Sanctifying the Hidden Grandeur
Guest Designer: Sahar Ghoreyshian Executive Team: Emad Mahdian, Niloufar Sadat Shirkhorshidi, Atiyeh Mohebbi Supervisor: Pouyeh Peyman Adviser: Kimia Khodadadi 3D Model Creator: Farhang Zajforoushha Adviser and Gemologist: Hadi Nemati Artwork Creator: Sarah Moslemi Lapidarist: Mahdi Aghabozorg Finishing and Stone Setting: Mina Ramandi
For a long time, a lot has been said about the wonders of Persepolis and its exemplary art in all artistic aspects. From the sphinx at the entrance to the Gate of Nations in Persepolis to the reliefs of the Achaemenid kings who sat on the throne, the designs of representatives from all over the Achaemenid Empire who came to the kings to present gifts, the inscriptions are written in cuneiform on the orders of the Achaemenids kings and are engraved on the walls of Persepolis. In every corner of this ancient masterpiece, a form of different customs and different uses of buildings can be seen. From the temple to the throne and from the imperial public meetings to the show of the change of seasons.
A Sip of Life
Ashk-e Shaqayeq: poppies’ tears
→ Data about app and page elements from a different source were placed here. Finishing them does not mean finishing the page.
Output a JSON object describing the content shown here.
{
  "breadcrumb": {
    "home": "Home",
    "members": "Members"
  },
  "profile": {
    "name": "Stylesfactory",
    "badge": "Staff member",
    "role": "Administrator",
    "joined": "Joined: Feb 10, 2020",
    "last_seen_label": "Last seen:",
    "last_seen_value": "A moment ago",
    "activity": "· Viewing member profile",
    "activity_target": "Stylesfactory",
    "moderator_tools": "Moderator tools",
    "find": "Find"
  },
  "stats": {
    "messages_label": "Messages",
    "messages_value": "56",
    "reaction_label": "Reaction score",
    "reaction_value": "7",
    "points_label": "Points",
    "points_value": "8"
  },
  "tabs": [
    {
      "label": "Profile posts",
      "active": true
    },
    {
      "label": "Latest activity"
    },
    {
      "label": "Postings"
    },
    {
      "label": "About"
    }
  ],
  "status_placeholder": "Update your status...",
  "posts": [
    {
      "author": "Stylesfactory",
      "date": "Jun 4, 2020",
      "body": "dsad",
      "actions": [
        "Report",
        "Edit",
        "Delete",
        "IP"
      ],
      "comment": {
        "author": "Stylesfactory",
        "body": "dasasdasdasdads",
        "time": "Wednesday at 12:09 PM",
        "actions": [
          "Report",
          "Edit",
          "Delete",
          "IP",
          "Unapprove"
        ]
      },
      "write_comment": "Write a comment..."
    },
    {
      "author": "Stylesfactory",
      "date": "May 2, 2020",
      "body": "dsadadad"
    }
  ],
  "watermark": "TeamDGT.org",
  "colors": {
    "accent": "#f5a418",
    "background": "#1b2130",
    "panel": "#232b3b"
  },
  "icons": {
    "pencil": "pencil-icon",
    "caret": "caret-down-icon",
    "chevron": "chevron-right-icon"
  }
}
Flying peacock on crown
The Zoroastrians considered the lotus flower sacred because it grew in the middle of a swamp, and they believed that an unsuitable living environment could not be a reason for human beings to grow up inadequately. The lotus lithograph engraved in Persepolis indicates the importance of this flower to the Iranians. In Eastern culture, the lotus flower is a symbol of purity since its path to flourishing is similar to cultivation, starting in the darkness of the swamp, trying to gain a goal, which is reaching the sunlight, until the moment it reaches the water surface. If a person follows the principles of truth, benevolence, and patience, he shall grow like a lotus. The petals of the lotus symbolize the different levels of abandonment of human dependence to achieve higher realms of cultivation.